Maple syrup delivery gets police escort

MONTREAL – In many places, gold shipments will get their own police escort. In others, nuclear materials might get that same security treatment.

MONTREAL – In many places, gold shipments will get their own police escort. In others, nuclear materials might get that same security treatment.

But what about Canada, eh?

In this country, the protected material can be maple syrup. A convoy of 16 trailer-loads of the sweet stuff on Wednesday undertook an interprovincial journey — accompanied by a squad of provincial police cars.

The shipment stems from an investigation into a stolen haul from a Quebec warehouse and the sticky substance is on its way back home from neighbouring New Brunswick.

Yvon Poitras, the general manager of the New Brunswick Maple Syrup Association, says the goods came from a New Brunswick exporter.

“(The convoy’s) under police protection going somewhere in Quebec,” he said.

“We’ve been asked not to talk because it’s under investigation.”

Police confirm that an investigation is underway, but are keeping mum. They will only say that a search was carried out on Sept. 26 at a company alongside a highway in Kedgwick, N.B.

In August, the Quebec Federation of Maple Syrup Producers reported the theft of a massive quantity from the warehouse in St-Louis-de-Blandford. The missing stock was discovered during a routine inventory check.

The burglarized warehouse held more than 4.5 million kilograms of maple syrup, valued at over $30 million. The exact amount of the theft was not disclosed.

The syrup had been in temporary storage at the Quebec warehouse and was slated to be moved to a new facility.

Etienne St-Pierre, the owner of S.K. Export Inc. in New Brunswick, said Wednesday that police arrived at his business last week: “They seized all my documents that were in the computer.”

St-Pierre said investigators were looking for someone who sold him 10 truckloads of syrup. Police also seized 400,000 pounds — about 181,400 kilos, or 800 barrels, during their visit.

The New Brunswick exporter says his syrup comes from about 35 small maple producers in Quebec and he sells his products in England, Germany, Denmark and the United States.

“But they are all small volumes,” he added.

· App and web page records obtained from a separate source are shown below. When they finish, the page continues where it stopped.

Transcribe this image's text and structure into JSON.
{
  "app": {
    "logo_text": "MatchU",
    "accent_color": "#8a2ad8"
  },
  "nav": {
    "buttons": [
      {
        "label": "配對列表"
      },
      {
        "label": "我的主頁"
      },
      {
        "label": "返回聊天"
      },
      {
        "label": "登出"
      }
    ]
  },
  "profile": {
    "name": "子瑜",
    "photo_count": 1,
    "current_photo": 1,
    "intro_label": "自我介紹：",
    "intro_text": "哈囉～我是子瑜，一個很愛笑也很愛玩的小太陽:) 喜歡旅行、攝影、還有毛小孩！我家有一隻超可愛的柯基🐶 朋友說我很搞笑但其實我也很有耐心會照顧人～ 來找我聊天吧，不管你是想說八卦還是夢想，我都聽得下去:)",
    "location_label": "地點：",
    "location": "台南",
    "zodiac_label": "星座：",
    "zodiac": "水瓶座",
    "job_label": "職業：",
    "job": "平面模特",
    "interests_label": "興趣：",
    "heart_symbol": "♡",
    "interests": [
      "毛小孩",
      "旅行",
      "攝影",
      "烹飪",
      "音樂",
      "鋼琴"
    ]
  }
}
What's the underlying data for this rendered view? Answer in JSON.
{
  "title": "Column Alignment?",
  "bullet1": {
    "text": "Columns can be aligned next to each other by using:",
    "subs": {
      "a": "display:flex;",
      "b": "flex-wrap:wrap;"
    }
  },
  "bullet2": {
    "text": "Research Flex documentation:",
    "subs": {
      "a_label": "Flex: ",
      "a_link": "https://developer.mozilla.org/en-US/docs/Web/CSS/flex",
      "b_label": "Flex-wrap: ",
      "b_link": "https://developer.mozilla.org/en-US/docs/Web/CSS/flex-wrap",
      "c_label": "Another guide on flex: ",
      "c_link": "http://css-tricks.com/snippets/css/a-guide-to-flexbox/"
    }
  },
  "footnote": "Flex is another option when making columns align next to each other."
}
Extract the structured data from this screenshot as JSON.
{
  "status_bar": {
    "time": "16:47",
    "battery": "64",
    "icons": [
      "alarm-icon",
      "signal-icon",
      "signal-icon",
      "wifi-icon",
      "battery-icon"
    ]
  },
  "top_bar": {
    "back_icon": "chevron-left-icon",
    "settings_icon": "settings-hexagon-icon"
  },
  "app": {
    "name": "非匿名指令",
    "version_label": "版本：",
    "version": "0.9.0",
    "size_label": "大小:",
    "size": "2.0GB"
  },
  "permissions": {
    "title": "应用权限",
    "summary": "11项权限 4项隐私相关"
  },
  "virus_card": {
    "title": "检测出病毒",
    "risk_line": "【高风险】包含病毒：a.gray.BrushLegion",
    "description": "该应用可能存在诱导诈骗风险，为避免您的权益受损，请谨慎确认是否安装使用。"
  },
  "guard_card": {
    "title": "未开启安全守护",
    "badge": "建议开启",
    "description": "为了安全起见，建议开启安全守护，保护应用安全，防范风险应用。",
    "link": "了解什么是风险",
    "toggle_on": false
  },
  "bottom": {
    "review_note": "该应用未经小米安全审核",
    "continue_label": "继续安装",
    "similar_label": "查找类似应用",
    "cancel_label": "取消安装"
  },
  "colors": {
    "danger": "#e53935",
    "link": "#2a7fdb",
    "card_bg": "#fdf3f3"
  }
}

Quebec produces between 70 and 80 per cent of the world’s maple syrup and two-thirds of the Canadian supplies exported to the United States, according to that provincial federation.




Browse

Sign in to comment.